** What the exercise asks **
Would you print all of the records below exactly, without skipping any?

[Web page and app entries]

--- START ---

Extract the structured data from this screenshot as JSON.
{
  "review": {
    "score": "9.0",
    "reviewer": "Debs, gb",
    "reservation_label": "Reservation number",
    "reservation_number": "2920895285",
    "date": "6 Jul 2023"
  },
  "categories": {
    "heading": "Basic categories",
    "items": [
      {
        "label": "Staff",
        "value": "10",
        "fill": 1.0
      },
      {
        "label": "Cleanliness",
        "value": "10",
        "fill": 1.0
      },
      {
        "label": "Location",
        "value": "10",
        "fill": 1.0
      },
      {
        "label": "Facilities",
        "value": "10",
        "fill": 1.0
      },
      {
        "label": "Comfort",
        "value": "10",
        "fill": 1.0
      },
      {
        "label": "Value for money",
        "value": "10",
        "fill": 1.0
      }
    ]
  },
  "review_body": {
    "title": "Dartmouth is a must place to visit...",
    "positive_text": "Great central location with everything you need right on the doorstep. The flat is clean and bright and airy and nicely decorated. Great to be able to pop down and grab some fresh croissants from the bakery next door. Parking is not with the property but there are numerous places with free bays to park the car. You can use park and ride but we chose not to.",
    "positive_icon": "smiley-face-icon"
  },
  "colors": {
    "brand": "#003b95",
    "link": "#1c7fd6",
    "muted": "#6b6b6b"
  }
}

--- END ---

** Expected output **
Extract the structured data from this screenshot as JSON.
{
  "review": {
    "score": "9.0",
    "reviewer": "Debs, gb",
    "reservation_label": "Reservation number",
    "reservation_number": "2920895285",
    "date": "6 Jul 2023"
  },
  "categories": {
    "heading": "Basic categories",
    "items": [
      {
        "label": "Staff",
        "value": "10",
        "fill": 1.0
      },
      {
        "label": "Cleanliness",
        "value": "10",
        "fill": 1.0
      },
      {
        "label": "Location",
        "value": "10",
        "fill": 1.0
      },
      {
        "label": "Facilities",
        "value": "10",
        "fill": 1.0
      },
      {
        "label": "Comfort",
        "value": "10",
        "fill": 1.0
      },
      {
        "label": "Value for money",
        "value": "10",
        "fill": 1.0
      }
    ]
  },
  "review_body": {
    "title": "Dartmouth is a must place to visit...",
    "positive_text": "Great central location with everything you need right on the doorstep. The flat is clean and bright and airy and nicely decorated. Great to be able to pop down and grab some fresh croissants from the bakery next door. Parking is not with the property but there are numerous places with free bays to park the car. You can use park and ride but we chose not to.",
    "positive_icon": "smiley-face-icon"
  },
  "colors": {
    "brand": "#003b95",
    "link": "#1c7fd6",
    "muted": "#6b6b6b"
  }
}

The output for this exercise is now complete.